• _Task brief_: Pictures aside, return every line below exactly as written.

• _Page and application data records_:
== Segment start ==
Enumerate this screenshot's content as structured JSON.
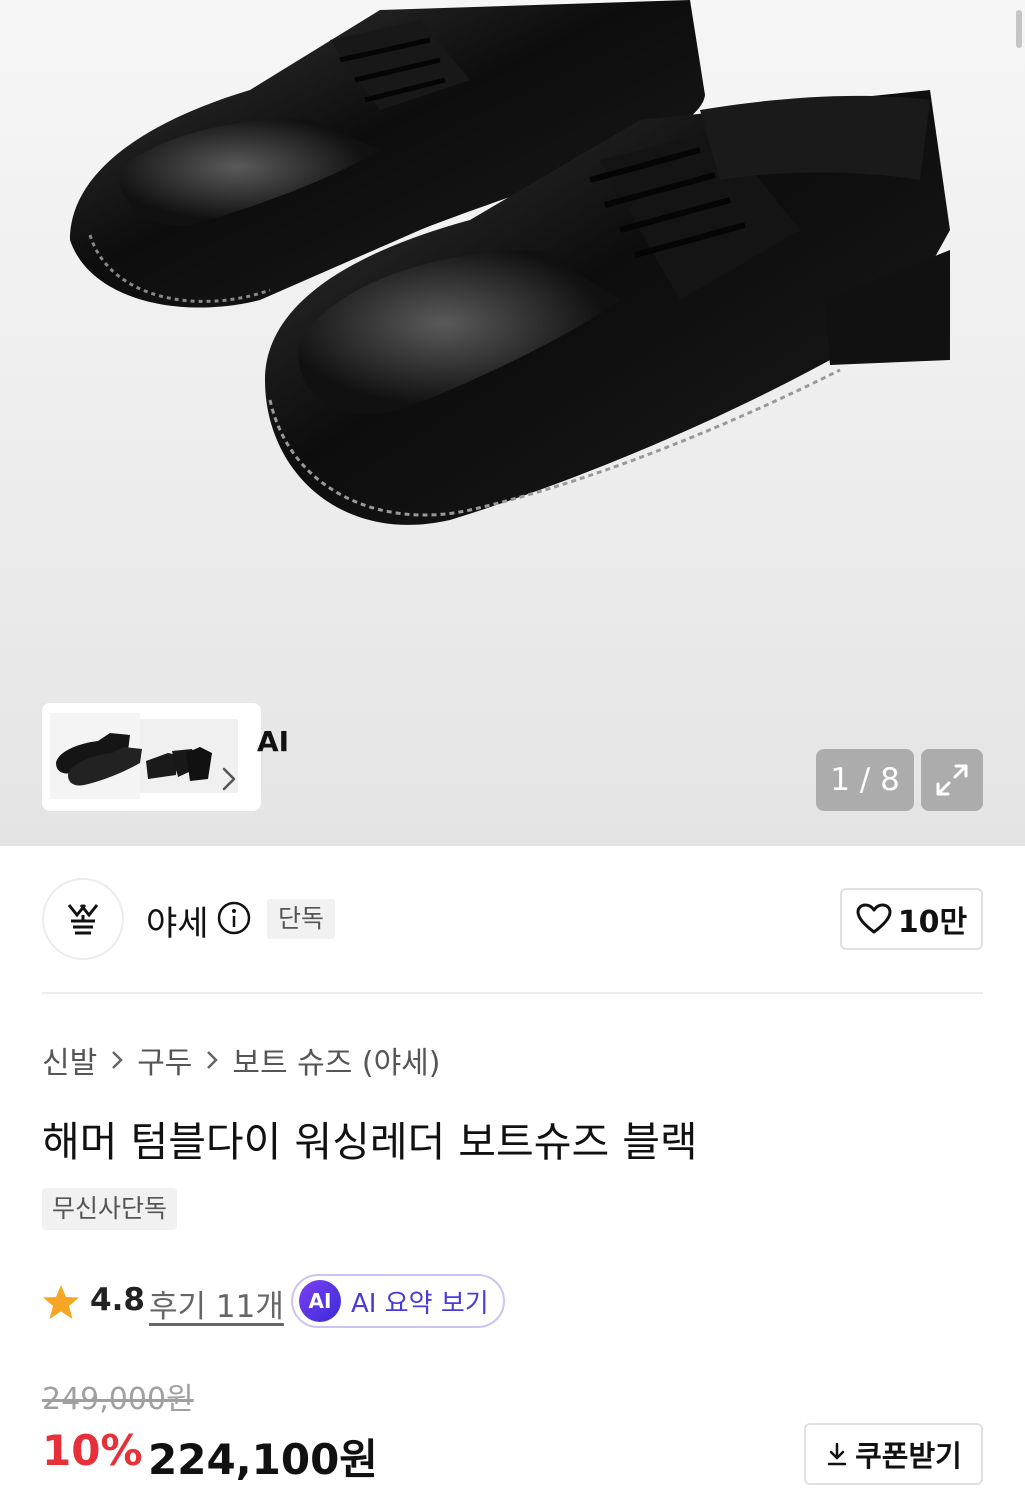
{
  "gallery": {
    "counter": "1 / 8",
    "ai_label": "AI",
    "current_index": 1,
    "total": 8
  },
  "brand": {
    "name": "야세",
    "tag": "단독",
    "likes": "10만"
  },
  "breadcrumb": [
    "신발",
    "구두",
    "보트 슈즈 (야세)"
  ],
  "product": {
    "title": "해머 텀블다이 워싱레더 보트슈즈 블랙",
    "badge": "무신사단독",
    "rating": "4.8",
    "reviews": "후기 11개",
    "ai_badge": "AI",
    "ai_summary": "AI 요약 보기",
    "original_price": "249,000원",
    "discount": "10%",
    "price": "224,100원",
    "coupon": "쿠폰받기"
  },
  "colors": {
    "discount": "#e8303a",
    "ai_accent": "#4a3ad8",
    "star": "#f5a623"
  },
  "icons": [
    "info-icon",
    "heart-icon",
    "star-icon",
    "download-icon",
    "expand-icon",
    "chevron-right-icon",
    "chevron-right-small-icon"
  ]
}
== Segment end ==
• _Solution to this exercise_:
Enumerate this screenshot's content as structured JSON.
{
  "gallery": {
    "counter": "1 / 8",
    "ai_label": "AI",
    "current_index": 1,
    "total": 8
  },
  "brand": {
    "name": "야세",
    "tag": "단독",
    "likes": "10만"
  },
  "breadcrumb": [
    "신발",
    "구두",
    "보트 슈즈 (야세)"
  ],
  "product": {
    "title": "해머 텀블다이 워싱레더 보트슈즈 블랙",
    "badge": "무신사단독",
    "rating": "4.8",
    "reviews": "후기 11개",
    "ai_badge": "AI",
    "ai_summary": "AI 요약 보기",
    "original_price": "249,000원",
    "discount": "10%",
    "price": "224,100원",
    "coupon": "쿠폰받기"
  },
  "colors": {
    "discount": "#e8303a",
    "ai_accent": "#4a3ad8",
    "star": "#f5a623"
  },
  "icons": [
    "info-icon",
    "heart-icon",
    "star-icon",
    "download-icon",
    "expand-icon",
    "chevron-right-icon",
    "chevron-right-small-icon"
  ]
}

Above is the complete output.